►

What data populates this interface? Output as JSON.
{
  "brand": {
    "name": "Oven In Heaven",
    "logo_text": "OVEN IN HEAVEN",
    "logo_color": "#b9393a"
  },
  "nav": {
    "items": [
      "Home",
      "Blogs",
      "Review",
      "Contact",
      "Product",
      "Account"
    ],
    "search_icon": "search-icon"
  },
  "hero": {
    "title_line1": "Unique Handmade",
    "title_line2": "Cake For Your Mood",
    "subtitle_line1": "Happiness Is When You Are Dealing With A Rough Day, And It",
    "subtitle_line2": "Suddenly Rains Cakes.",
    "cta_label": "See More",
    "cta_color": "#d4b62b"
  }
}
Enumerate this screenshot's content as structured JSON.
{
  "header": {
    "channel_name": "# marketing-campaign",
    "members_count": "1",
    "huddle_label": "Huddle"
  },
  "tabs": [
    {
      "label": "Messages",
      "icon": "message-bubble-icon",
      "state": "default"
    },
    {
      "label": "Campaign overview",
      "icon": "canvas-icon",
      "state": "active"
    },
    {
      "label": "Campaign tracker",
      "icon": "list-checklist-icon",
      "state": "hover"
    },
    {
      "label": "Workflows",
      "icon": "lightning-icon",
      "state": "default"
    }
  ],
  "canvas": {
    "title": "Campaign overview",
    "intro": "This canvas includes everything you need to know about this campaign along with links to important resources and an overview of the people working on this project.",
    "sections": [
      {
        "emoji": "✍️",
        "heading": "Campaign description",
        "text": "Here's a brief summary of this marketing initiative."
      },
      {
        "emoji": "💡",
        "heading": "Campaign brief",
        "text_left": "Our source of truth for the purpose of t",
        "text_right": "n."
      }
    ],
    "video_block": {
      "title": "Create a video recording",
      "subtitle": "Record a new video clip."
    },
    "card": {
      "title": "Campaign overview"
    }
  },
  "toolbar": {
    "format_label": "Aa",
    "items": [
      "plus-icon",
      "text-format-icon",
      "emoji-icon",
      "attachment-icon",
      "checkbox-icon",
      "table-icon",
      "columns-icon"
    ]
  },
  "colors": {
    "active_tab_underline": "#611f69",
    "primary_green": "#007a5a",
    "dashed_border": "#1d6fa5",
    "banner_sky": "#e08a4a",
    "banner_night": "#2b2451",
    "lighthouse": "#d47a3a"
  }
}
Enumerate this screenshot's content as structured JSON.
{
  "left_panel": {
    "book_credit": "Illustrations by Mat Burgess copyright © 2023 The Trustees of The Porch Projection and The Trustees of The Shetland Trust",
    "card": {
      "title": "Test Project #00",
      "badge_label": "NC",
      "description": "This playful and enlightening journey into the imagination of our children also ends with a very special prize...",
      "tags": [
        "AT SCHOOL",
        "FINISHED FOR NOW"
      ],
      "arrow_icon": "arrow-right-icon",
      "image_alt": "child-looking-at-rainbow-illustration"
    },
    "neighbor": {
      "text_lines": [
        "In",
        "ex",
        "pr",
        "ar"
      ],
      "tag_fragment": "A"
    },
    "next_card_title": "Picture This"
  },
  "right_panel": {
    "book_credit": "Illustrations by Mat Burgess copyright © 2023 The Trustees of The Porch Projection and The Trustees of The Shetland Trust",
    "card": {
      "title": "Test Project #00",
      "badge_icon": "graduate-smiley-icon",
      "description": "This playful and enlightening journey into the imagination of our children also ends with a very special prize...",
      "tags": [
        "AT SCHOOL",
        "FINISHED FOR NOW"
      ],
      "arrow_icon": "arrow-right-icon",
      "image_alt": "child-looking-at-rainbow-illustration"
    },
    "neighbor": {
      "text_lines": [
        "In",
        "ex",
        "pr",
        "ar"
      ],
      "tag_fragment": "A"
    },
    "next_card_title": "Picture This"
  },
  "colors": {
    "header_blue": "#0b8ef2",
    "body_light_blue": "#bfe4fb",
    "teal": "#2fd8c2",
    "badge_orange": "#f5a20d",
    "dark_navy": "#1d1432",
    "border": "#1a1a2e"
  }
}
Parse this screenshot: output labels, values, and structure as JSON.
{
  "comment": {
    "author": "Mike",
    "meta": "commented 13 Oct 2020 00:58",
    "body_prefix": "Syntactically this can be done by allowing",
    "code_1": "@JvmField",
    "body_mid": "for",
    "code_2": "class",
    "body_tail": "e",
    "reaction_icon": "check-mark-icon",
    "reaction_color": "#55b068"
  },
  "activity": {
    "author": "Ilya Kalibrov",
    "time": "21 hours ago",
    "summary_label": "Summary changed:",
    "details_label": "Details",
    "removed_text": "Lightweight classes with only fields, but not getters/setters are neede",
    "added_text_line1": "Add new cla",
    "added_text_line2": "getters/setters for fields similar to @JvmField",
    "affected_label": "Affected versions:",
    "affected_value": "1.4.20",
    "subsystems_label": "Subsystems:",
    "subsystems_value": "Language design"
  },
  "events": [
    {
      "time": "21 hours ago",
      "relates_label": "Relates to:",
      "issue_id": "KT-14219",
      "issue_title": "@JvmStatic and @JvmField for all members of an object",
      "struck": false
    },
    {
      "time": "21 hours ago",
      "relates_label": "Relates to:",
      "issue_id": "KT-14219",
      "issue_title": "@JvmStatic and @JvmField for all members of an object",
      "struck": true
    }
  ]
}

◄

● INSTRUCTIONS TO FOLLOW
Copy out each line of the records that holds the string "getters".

● ANSWER SECTION
    "removed_text": "Lightweight classes with only fields, but not getters/setters are neede",
    "added_text_line2": "getters/setters for fields similar to @JvmField",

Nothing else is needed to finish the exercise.